=== Begin Enclosure ===
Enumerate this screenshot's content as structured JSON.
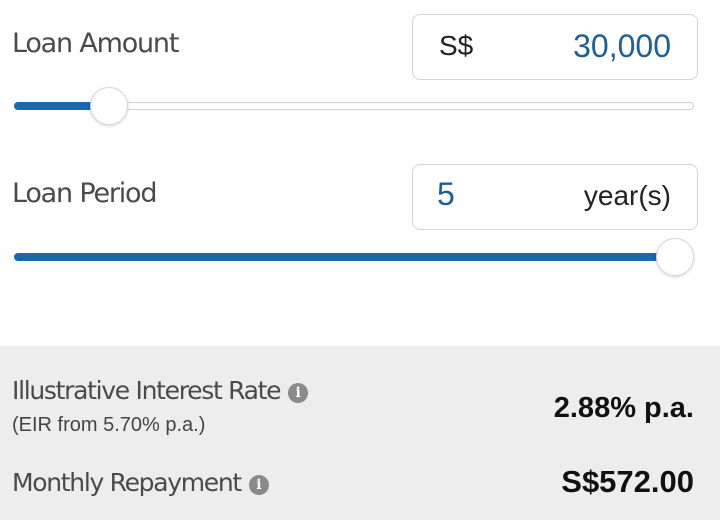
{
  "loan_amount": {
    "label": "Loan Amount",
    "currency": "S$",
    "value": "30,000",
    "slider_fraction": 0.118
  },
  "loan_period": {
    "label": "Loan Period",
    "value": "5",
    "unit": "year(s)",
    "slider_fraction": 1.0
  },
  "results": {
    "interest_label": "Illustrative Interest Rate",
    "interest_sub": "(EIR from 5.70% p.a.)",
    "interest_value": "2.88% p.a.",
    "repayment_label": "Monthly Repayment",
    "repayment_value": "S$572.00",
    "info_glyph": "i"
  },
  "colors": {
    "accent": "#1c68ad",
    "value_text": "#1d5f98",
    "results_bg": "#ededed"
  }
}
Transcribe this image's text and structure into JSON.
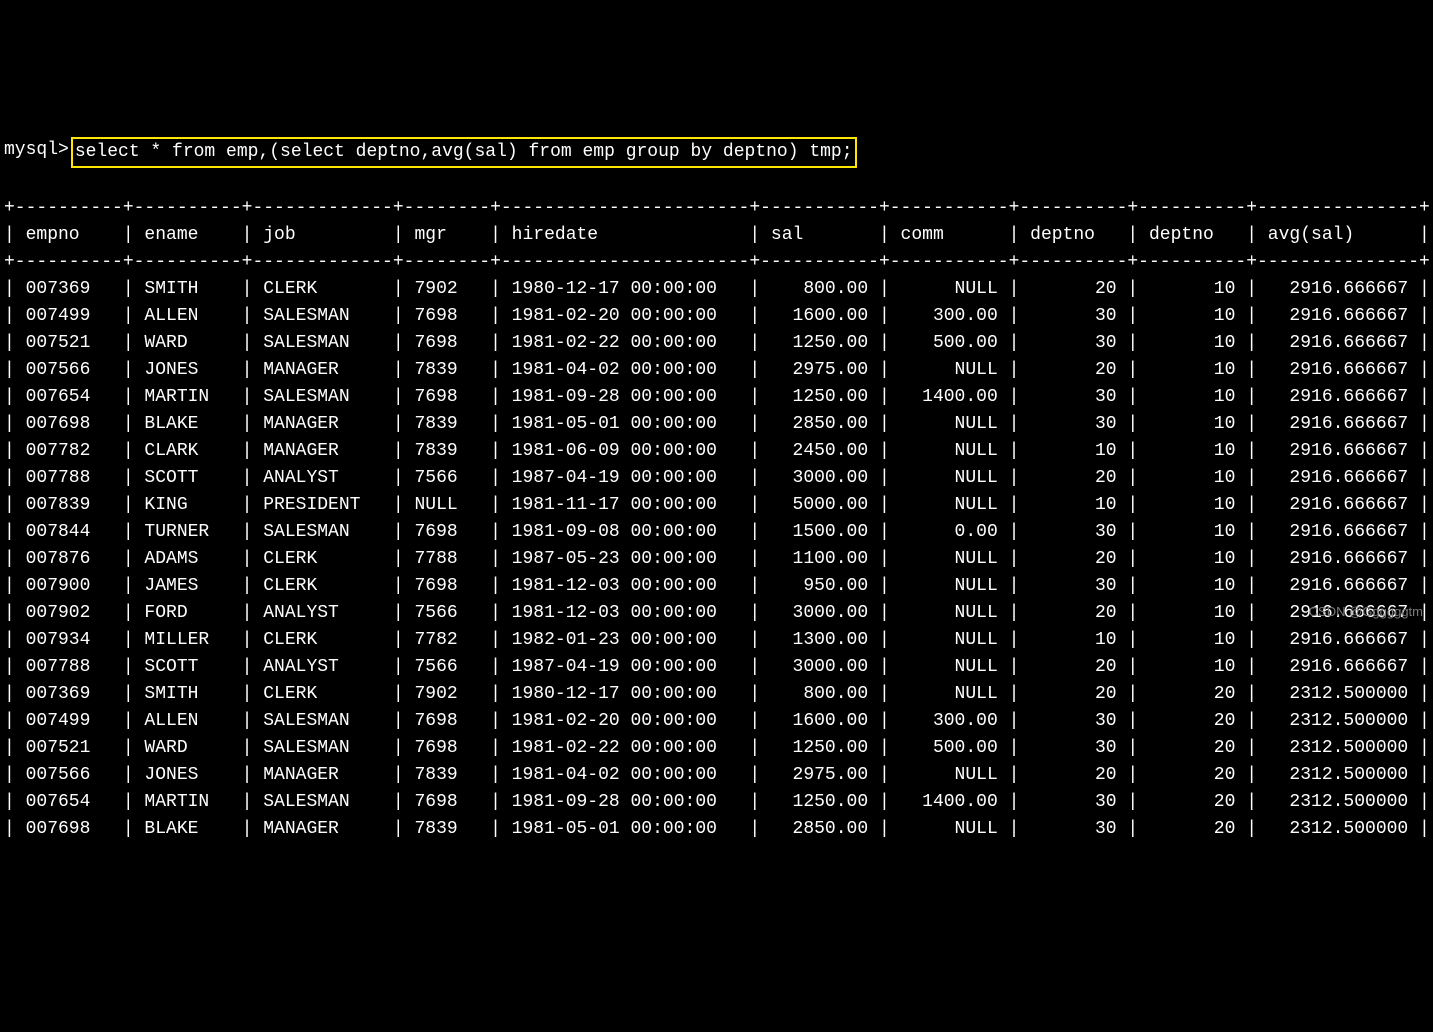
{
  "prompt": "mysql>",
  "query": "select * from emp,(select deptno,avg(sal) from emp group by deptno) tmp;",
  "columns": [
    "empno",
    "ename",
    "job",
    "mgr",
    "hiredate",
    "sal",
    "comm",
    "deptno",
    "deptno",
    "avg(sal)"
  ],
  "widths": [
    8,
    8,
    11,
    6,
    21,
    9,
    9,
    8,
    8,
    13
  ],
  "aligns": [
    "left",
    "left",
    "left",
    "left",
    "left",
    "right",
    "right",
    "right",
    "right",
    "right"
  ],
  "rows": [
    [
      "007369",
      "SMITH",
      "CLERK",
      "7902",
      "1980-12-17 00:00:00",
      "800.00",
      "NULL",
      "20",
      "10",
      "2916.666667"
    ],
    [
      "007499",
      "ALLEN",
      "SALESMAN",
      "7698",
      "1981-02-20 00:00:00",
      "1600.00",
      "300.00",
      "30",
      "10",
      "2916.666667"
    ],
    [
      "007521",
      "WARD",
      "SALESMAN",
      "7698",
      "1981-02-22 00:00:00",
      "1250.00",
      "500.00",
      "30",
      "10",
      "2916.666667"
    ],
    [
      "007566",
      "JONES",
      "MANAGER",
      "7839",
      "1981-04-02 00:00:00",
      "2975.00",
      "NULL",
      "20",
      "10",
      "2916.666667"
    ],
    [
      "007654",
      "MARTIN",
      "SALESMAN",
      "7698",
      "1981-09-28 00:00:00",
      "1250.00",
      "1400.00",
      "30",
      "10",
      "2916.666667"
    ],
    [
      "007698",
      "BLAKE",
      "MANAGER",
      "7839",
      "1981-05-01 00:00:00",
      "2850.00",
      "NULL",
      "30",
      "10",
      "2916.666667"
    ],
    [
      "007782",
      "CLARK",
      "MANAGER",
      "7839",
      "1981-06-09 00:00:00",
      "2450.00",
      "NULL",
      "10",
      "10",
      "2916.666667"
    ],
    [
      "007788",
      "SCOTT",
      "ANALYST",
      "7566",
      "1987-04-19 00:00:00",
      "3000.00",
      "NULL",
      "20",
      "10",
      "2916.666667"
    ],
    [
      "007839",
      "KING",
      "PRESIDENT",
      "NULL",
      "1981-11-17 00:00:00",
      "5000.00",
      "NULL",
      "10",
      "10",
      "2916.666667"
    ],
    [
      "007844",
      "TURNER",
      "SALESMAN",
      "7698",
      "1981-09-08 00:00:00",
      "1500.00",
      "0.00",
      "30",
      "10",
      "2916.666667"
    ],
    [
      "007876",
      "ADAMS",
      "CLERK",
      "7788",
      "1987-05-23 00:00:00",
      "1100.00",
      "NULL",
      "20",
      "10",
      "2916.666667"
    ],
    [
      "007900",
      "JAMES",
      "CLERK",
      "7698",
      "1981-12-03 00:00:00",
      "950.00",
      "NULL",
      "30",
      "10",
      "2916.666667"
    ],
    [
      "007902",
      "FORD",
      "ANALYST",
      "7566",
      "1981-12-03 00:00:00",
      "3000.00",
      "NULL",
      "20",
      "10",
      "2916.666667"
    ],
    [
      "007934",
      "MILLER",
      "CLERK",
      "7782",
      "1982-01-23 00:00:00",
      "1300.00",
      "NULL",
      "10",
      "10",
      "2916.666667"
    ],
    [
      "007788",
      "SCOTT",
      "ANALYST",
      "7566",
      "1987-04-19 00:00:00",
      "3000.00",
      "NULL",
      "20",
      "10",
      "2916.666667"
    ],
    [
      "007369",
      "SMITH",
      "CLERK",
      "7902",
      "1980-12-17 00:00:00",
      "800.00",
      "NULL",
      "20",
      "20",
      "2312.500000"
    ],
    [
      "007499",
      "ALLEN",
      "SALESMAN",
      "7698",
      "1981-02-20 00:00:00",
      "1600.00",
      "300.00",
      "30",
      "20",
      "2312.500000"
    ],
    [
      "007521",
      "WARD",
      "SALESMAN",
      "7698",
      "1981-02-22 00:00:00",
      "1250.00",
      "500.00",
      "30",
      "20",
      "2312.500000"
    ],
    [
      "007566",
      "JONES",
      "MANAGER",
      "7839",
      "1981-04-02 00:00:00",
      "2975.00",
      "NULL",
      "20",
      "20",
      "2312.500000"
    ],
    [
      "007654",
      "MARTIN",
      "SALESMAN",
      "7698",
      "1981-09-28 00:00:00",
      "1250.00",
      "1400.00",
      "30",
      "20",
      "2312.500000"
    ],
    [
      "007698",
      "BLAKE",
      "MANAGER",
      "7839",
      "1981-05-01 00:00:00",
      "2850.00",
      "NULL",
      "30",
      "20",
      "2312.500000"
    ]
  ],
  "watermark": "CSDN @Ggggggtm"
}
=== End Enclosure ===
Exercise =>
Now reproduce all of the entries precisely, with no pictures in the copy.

Answer to the exercise =>
Enumerate this screenshot's content as structured JSON.
{
  "loan_amount": {
    "label": "Loan Amount",
    "currency": "S$",
    "value": "30,000",
    "slider_fraction": 0.118
  },
  "loan_period": {
    "label": "Loan Period",
    "value": "5",
    "unit": "year(s)",
    "slider_fraction": 1.0
  },
  "results": {
    "interest_label": "Illustrative Interest Rate",
    "interest_sub": "(EIR from 5.70% p.a.)",
    "interest_value": "2.88% p.a.",
    "repayment_label": "Monthly Repayment",
    "repayment_value": "S$572.00",
    "info_glyph": "i"
  },
  "colors": {
    "accent": "#1c68ad",
    "value_text": "#1d5f98",
    "results_bg": "#ededed"
  }
}
Transcribe this image's text and structure into JSON.
{
  "prompt": "mysql>",
  "query": "select * from emp,(select deptno,avg(sal) from emp group by deptno) tmp;",
  "columns": [
    "empno",
    "ename",
    "job",
    "mgr",
    "hiredate",
    "sal",
    "comm",
    "deptno",
    "deptno",
    "avg(sal)"
  ],
  "widths": [
    8,
    8,
    11,
    6,
    21,
    9,
    9,
    8,
    8,
    13
  ],
  "aligns": [
    "left",
    "left",
    "left",
    "left",
    "left",
    "right",
    "right",
    "right",
    "right",
    "right"
  ],
  "rows": [
    [
      "007369",
      "SMITH",
      "CLERK",
      "7902",
      "1980-12-17 00:00:00",
      "800.00",
      "NULL",
      "20",
      "10",
      "2916.666667"
    ],
    [
      "007499",
      "ALLEN",
      "SALESMAN",
      "7698",
      "1981-02-20 00:00:00",
      "1600.00",
      "300.00",
      "30",
      "10",
      "2916.666667"
    ],
    [
      "007521",
      "WARD",
      "SALESMAN",
      "7698",
      "1981-02-22 00:00:00",
      "1250.00",
      "500.00",
      "30",
      "10",
      "2916.666667"
    ],
    [
      "007566",
      "JONES",
      "MANAGER",
      "7839",
      "1981-04-02 00:00:00",
      "2975.00",
      "NULL",
      "20",
      "10",
      "2916.666667"
    ],
    [
      "007654",
      "MARTIN",
      "SALESMAN",
      "7698",
      "1981-09-28 00:00:00",
      "1250.00",
      "1400.00",
      "30",
      "10",
      "2916.666667"
    ],
    [
      "007698",
      "BLAKE",
      "MANAGER",
      "7839",
      "1981-05-01 00:00:00",
      "2850.00",
      "NULL",
      "30",
      "10",
      "2916.666667"
    ],
    [
      "007782",
      "CLARK",
      "MANAGER",
      "7839",
      "1981-06-09 00:00:00",
      "2450.00",
      "NULL",
      "10",
      "10",
      "2916.666667"
    ],
    [
      "007788",
      "SCOTT",
      "ANALYST",
      "7566",
      "1987-04-19 00:00:00",
      "3000.00",
      "NULL",
      "20",
      "10",
      "2916.666667"
    ],
    [
      "007839",
      "KING",
      "PRESIDENT",
      "NULL",
      "1981-11-17 00:00:00",
      "5000.00",
      "NULL",
      "10",
      "10",
      "2916.666667"
    ],
    [
      "007844",
      "TURNER",
      "SALESMAN",
      "7698",
      "1981-09-08 00:00:00",
      "1500.00",
      "0.00",
      "30",
      "10",
      "2916.666667"
    ],
    [
      "007876",
      "ADAMS",
      "CLERK",
      "7788",
      "1987-05-23 00:00:00",
      "1100.00",
      "NULL",
      "20",
      "10",
      "2916.666667"
    ],
    [
      "007900",
      "JAMES",
      "CLERK",
      "7698",
      "1981-12-03 00:00:00",
      "950.00",
      "NULL",
      "30",
      "10",
      "2916.666667"
    ],
    [
      "007902",
      "FORD",
      "ANALYST",
      "7566",
      "1981-12-03 00:00:00",
      "3000.00",
      "NULL",
      "20",
      "10",
      "2916.666667"
    ],
    [
      "007934",
      "MILLER",
      "CLERK",
      "7782",
      "1982-01-23 00:00:00",
      "1300.00",
      "NULL",
      "10",
      "10",
      "2916.666667"
    ],
    [
      "007788",
      "SCOTT",
      "ANALYST",
      "7566",
      "1987-04-19 00:00:00",
      "3000.00",
      "NULL",
      "20",
      "10",
      "2916.666667"
    ],
    [
      "007369",
      "SMITH",
      "CLERK",
      "7902",
      "1980-12-17 00:00:00",
      "800.00",
      "NULL",
      "20",
      "20",
      "2312.500000"
    ],
    [
      "007499",
      "ALLEN",
      "SALESMAN",
      "7698",
      "1981-02-20 00:00:00",
      "1600.00",
      "300.00",
      "30",
      "20",
      "2312.500000"
    ],
    [
      "007521",
      "WARD",
      "SALESMAN",
      "7698",
      "1981-02-22 00:00:00",
      "1250.00",
      "500.00",
      "30",
      "20",
      "2312.500000"
    ],
    [
      "007566",
      "JONES",
      "MANAGER",
      "7839",
      "1981-04-02 00:00:00",
      "2975.00",
      "NULL",
      "20",
      "20",
      "2312.500000"
    ],
    [
      "007654",
      "MARTIN",
      "SALESMAN",
      "7698",
      "1981-09-28 00:00:00",
      "1250.00",
      "1400.00",
      "30",
      "20",
      "2312.500000"
    ],
    [
      "007698",
      "BLAKE",
      "MANAGER",
      "7839",
      "1981-05-01 00:00:00",
      "2850.00",
      "NULL",
      "30",
      "20",
      "2312.500000"
    ]
  ],
  "watermark": "CSDN @Ggggggtm"
}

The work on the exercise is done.